PHYS 2425. UNIVERSITY PHYSICS I. (lecture 3, lab 3) Credit 4 - A calculus approach to the study of
static's and dynamics of particles and rigid bodies, fluid dynamics, and thermodynamics. For physics major and pre-engineering students. Previous physics course recommended. Corequisite: MATH 2413. (Recommended as a prerequisite for part-time students). This is an academic transfer course.
PHYS 2426 UNIVERSITY PHYSICS II (lecture 3, lab 3). Credit 4 - A continuation of PHYS 2425. Wave
theory, sound, electrostatics, electric and magnetic fields, DC and AC circuits, electromagnetic waves, interference, diffraction, polarization, and topics from modern physics. Prerequisite: PHYS 2425 and MATH 2413. Co requisite: MATH 2414. This is an academic transfer course.
SPCH 1311. FUNDAMENTALS OF SPEECH. (lecture 3, lab 0). CREDIT 3 - This course emphasizes the
principles of oral communication skills in both speaking and listening situations. In addition to theory in verbal and nonverbal technique, the course prepares students for planning, organization, and delivery of different types of informative and persuasive presentations. Prerequisite: TSWE 35 or DEVW 0360. This is an academic transfer course.
BIOL 1408 GENERAL BIOLOGY (lecture 3, lab 3). CREDIT 4 A survey of structures and functions
common to living forms in general. Includes principles of cell biochemistry; genetics, development, evolution and systematic study of the morphology and physiology of vertebrates with emphasis o the human body.
BIOL 2420 (lecture 3, lab 3). CREDIT 4 MICROBIOLOGY. Principles and applications of microbial
activity, with emphasis on the bacterial types. The morphology, physiology, genetics and classification of microorganisms with relationship to man. Sterilization, staining, and pure culture techniques, as well as media preparation, are stressed in the laboratory.
CHEM 1411 GENERAL INORGANIC CHEMISTRY (lecture 3, lab 3). CREDIT 4 . Principles and laws of
chemical changes , gas laws, periodic classification, atomic ad molecular structure, solution concentrations, ionic equilibria, oxidation-reduction reactions, thermodynamic equilibria. Recommended that students should have strong mathematical background and completed high school chemistry.
SOCI 1301 INTRODUCTION TO SOCIOLOGY (lecture 3, lab 0). CREDIT 3. An introduction to the study

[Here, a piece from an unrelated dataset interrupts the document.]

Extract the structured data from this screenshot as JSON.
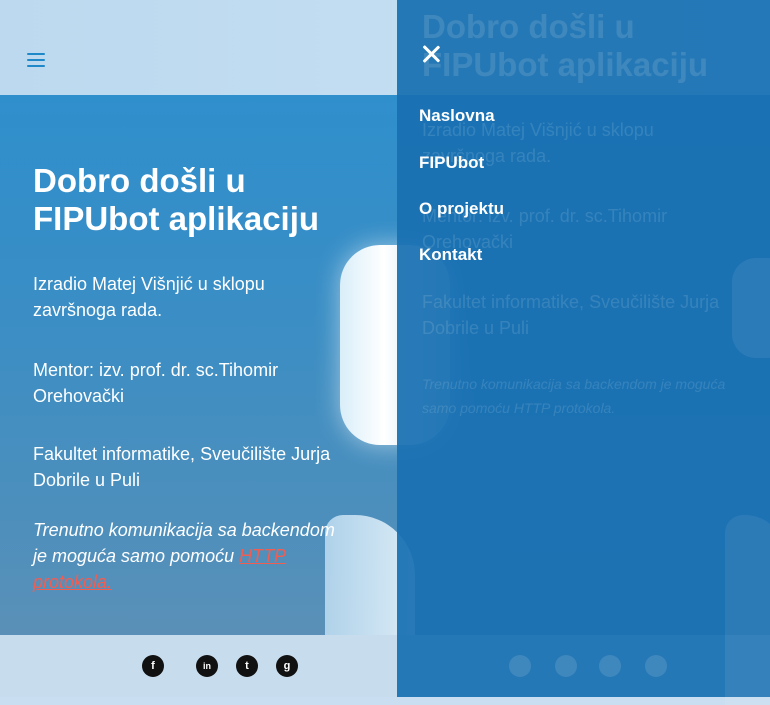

of sociology dealing with group behavior, relationship of man , stressing the interaction, of heredity, geographical environment, the group and culture upon man's personality and upon his social life.